-- Opening Marker --

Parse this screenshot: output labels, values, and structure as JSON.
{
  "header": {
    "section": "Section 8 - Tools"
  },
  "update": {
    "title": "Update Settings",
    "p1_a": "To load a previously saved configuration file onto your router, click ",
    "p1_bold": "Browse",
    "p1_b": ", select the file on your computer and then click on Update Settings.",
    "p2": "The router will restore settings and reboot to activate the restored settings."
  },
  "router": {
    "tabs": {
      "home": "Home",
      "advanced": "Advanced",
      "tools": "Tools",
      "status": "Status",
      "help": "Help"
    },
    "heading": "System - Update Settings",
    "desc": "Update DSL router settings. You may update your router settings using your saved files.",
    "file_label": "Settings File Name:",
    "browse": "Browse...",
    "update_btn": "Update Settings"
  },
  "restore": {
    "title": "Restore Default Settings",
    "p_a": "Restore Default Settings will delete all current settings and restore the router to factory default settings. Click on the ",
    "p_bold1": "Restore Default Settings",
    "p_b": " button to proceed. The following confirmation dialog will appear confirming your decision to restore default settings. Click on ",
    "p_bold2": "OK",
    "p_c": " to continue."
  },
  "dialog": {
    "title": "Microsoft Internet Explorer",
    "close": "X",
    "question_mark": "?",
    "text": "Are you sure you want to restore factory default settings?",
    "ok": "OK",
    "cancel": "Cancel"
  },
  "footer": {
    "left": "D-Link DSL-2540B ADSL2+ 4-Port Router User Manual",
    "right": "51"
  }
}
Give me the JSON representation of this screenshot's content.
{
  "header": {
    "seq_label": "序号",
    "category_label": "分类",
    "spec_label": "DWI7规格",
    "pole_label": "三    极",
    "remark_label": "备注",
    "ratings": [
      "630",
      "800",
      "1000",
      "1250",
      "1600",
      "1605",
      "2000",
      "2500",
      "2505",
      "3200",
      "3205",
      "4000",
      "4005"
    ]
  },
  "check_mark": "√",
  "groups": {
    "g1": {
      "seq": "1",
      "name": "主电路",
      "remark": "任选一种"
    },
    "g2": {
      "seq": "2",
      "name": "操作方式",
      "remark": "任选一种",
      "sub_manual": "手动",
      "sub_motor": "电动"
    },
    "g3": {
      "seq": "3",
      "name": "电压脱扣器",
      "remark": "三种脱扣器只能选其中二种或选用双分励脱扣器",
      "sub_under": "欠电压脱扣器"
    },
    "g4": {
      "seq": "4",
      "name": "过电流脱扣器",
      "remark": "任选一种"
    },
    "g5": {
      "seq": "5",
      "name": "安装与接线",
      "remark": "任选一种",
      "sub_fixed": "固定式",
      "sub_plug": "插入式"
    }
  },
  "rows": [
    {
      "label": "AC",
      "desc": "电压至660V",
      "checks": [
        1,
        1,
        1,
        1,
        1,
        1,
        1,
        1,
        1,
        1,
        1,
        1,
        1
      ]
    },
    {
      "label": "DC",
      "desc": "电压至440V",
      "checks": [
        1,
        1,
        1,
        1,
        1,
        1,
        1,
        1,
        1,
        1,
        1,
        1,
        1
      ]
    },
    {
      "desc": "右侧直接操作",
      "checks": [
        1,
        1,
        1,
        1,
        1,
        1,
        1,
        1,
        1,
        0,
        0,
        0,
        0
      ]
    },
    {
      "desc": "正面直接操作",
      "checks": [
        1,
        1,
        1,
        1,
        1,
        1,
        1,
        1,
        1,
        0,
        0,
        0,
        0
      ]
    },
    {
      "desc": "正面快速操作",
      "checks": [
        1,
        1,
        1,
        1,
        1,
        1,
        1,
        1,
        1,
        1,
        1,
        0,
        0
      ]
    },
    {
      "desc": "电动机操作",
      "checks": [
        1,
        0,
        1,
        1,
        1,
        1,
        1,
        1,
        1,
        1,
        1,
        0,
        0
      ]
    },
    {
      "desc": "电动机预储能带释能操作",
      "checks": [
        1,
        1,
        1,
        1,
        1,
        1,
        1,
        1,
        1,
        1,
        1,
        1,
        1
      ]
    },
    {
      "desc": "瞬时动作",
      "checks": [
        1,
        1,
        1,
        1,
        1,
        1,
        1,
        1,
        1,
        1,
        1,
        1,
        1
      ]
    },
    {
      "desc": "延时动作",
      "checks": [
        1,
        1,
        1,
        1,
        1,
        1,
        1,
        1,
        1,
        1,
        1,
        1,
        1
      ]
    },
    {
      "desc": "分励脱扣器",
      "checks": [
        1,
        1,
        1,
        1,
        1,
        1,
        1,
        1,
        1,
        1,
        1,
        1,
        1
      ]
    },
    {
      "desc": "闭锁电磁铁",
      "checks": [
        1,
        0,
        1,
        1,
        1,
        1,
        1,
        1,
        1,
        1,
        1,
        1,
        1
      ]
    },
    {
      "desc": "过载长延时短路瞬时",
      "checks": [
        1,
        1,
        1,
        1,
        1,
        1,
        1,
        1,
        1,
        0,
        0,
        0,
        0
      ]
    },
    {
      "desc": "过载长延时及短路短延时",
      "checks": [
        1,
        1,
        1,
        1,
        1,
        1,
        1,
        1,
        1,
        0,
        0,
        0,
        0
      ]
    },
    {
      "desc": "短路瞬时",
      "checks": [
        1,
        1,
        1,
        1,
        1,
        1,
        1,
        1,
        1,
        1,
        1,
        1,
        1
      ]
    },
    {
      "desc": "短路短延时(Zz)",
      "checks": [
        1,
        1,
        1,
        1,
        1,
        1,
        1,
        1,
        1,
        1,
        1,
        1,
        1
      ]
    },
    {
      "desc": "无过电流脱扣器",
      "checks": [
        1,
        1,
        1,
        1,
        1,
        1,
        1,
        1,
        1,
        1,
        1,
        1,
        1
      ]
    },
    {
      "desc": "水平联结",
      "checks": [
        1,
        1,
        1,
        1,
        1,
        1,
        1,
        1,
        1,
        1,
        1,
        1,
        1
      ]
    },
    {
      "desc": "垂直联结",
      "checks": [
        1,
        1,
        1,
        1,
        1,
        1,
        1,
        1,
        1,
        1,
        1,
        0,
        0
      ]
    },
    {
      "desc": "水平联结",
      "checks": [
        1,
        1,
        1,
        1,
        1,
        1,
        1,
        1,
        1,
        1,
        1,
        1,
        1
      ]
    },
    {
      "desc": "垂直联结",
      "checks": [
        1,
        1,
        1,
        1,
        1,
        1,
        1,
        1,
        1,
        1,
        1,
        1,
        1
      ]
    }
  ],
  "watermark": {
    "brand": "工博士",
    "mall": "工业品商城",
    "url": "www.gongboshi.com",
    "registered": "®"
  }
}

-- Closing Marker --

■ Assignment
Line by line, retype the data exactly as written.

■ Written answer
Parse this screenshot: output labels, values, and structure as JSON.
{
  "header": {
    "section": "Section 8 - Tools"
  },
  "update": {
    "title": "Update Settings",
    "p1_a": "To load a previously saved configuration file onto your router, click ",
    "p1_bold": "Browse",
    "p1_b": ", select the file on your computer and then click on Update Settings.",
    "p2": "The router will restore settings and reboot to activate the restored settings."
  },
  "router": {
    "tabs": {
      "home": "Home",
      "advanced": "Advanced",
      "tools": "Tools",
      "status": "Status",
      "help": "Help"
    },
    "heading": "System - Update Settings",
    "desc": "Update DSL router settings. You may update your router settings using your saved files.",
    "file_label": "Settings File Name:",
    "browse": "Browse...",
    "update_btn": "Update Settings"
  },
  "restore": {
    "title": "Restore Default Settings",
    "p_a": "Restore Default Settings will delete all current settings and restore the router to factory default settings. Click on the ",
    "p_bold1": "Restore Default Settings",
    "p_b": " button to proceed. The following confirmation dialog will appear confirming your decision to restore default settings. Click on ",
    "p_bold2": "OK",
    "p_c": " to continue."
  },
  "dialog": {
    "title": "Microsoft Internet Explorer",
    "close": "X",
    "question_mark": "?",
    "text": "Are you sure you want to restore factory default settings?",
    "ok": "OK",
    "cancel": "Cancel"
  },
  "footer": {
    "left": "D-Link DSL-2540B ADSL2+ 4-Port Router User Manual",
    "right": "51"
  }
}
Give me the JSON representation of this screenshot's content.
{
  "header": {
    "seq_label": "序号",
    "category_label": "分类",
    "spec_label": "DWI7规格",
    "pole_label": "三    极",
    "remark_label": "备注",
    "ratings": [
      "630",
      "800",
      "1000",
      "1250",
      "1600",
      "1605",
      "2000",
      "2500",
      "2505",
      "3200",
      "3205",
      "4000",
      "4005"
    ]
  },
  "check_mark": "√",
  "groups": {
    "g1": {
      "seq": "1",
      "name": "主电路",
      "remark": "任选一种"
    },
    "g2": {
      "seq": "2",
      "name": "操作方式",
      "remark": "任选一种",
      "sub_manual": "手动",
      "sub_motor": "电动"
    },
    "g3": {
      "seq": "3",
      "name": "电压脱扣器",
      "remark": "三种脱扣器只能选其中二种或选用双分励脱扣器",
      "sub_under": "欠电压脱扣器"
    },
    "g4": {
      "seq": "4",
      "name": "过电流脱扣器",
      "remark": "任选一种"
    },
    "g5": {
      "seq": "5",
      "name": "安装与接线",
      "remark": "任选一种",
      "sub_fixed": "固定式",
      "sub_plug": "插入式"
    }
  },
  "rows": [
    {
      "label": "AC",
      "desc": "电压至660V",
      "checks": [
        1,
        1,
        1,
        1,
        1,
        1,
        1,
        1,
        1,
        1,
        1,
        1,
        1
      ]
    },
    {
      "label": "DC",
      "desc": "电压至440V",
      "checks": [
        1,
        1,
        1,
        1,
        1,
        1,
        1,
        1,
        1,
        1,
        1,
        1,
        1
      ]
    },
    {
      "desc": "右侧直接操作",
      "checks": [
        1,
        1,
        1,
        1,
        1,
        1,
        1,
        1,
        1,
        0,
        0,
        0,
        0
      ]
    },
    {
      "desc": "正面直接操作",
      "checks": [
        1,
        1,
        1,
        1,
        1,
        1,
        1,
        1,
        1,
        0,
        0,
        0,
        0
      ]
    },
    {
      "desc": "正面快速操作",
      "checks": [
        1,
        1,
        1,
        1,
        1,
        1,
        1,
        1,
        1,
        1,
        1,
        0,
        0
      ]
    },
    {
      "desc": "电动机操作",
      "checks": [
        1,
        0,
        1,
        1,
        1,
        1,
        1,
        1,
        1,
        1,
        1,
        0,
        0
      ]
    },
    {
      "desc": "电动机预储能带释能操作",
      "checks": [
        1,
        1,
        1,
        1,
        1,
        1,
        1,
        1,
        1,
        1,
        1,
        1,
        1
      ]
    },
    {
      "desc": "瞬时动作",
      "checks": [
        1,
        1,
        1,
        1,
        1,
        1,
        1,
        1,
        1,
        1,
        1,
        1,
        1
      ]
    },
    {
      "desc": "延时动作",
      "checks": [
        1,
        1,
        1,
        1,
        1,
        1,
        1,
        1,
        1,
        1,
        1,
        1,
        1
      ]
    },
    {
      "desc": "分励脱扣器",
      "checks": [
        1,
        1,
        1,
        1,
        1,
        1,
        1,
        1,
        1,
        1,
        1,
        1,
        1
      ]
    },
    {
      "desc": "闭锁电磁铁",
      "checks": [
        1,
        0,
        1,
        1,
        1,
        1,
        1,
        1,
        1,
        1,
        1,
        1,
        1
      ]
    },
    {
      "desc": "过载长延时短路瞬时",
      "checks": [
        1,
        1,
        1,
        1,
        1,
        1,
        1,
        1,
        1,
        0,
        0,
        0,
        0
      ]
    },
    {
      "desc": "过载长延时及短路短延时",
      "checks": [
        1,
        1,
        1,
        1,
        1,
        1,
        1,
        1,
        1,
        0,
        0,
        0,
        0
      ]
    },
    {
      "desc": "短路瞬时",
      "checks": [
        1,
        1,
        1,
        1,
        1,
        1,
        1,
        1,
        1,
        1,
        1,
        1,
        1
      ]
    },
    {
      "desc": "短路短延时(Zz)",
      "checks": [
        1,
        1,
        1,
        1,
        1,
        1,
        1,
        1,
        1,
        1,
        1,
        1,
        1
      ]
    },
    {
      "desc": "无过电流脱扣器",
      "checks": [
        1,
        1,
        1,
        1,
        1,
        1,
        1,
        1,
        1,
        1,
        1,
        1,
        1
      ]
    },
    {
      "desc": "水平联结",
      "checks": [
        1,
        1,
        1,
        1,
        1,
        1,
        1,
        1,
        1,
        1,
        1,
        1,
        1
      ]
    },
    {
      "desc": "垂直联结",
      "checks": [
        1,
        1,
        1,
        1,
        1,
        1,
        1,
        1,
        1,
        1,
        1,
        0,
        0
      ]
    },
    {
      "desc": "水平联结",
      "checks": [
        1,
        1,
        1,
        1,
        1,
        1,
        1,
        1,
        1,
        1,
        1,
        1,
        1
      ]
    },
    {
      "desc": "垂直联结",
      "checks": [
        1,
        1,
        1,
        1,
        1,
        1,
        1,
        1,
        1,
        1,
        1,
        1,
        1
      ]
    }
  ],
  "watermark": {
    "brand": "工博士",
    "mall": "工业品商城",
    "url": "www.gongboshi.com",
    "registered": "®"
  }
}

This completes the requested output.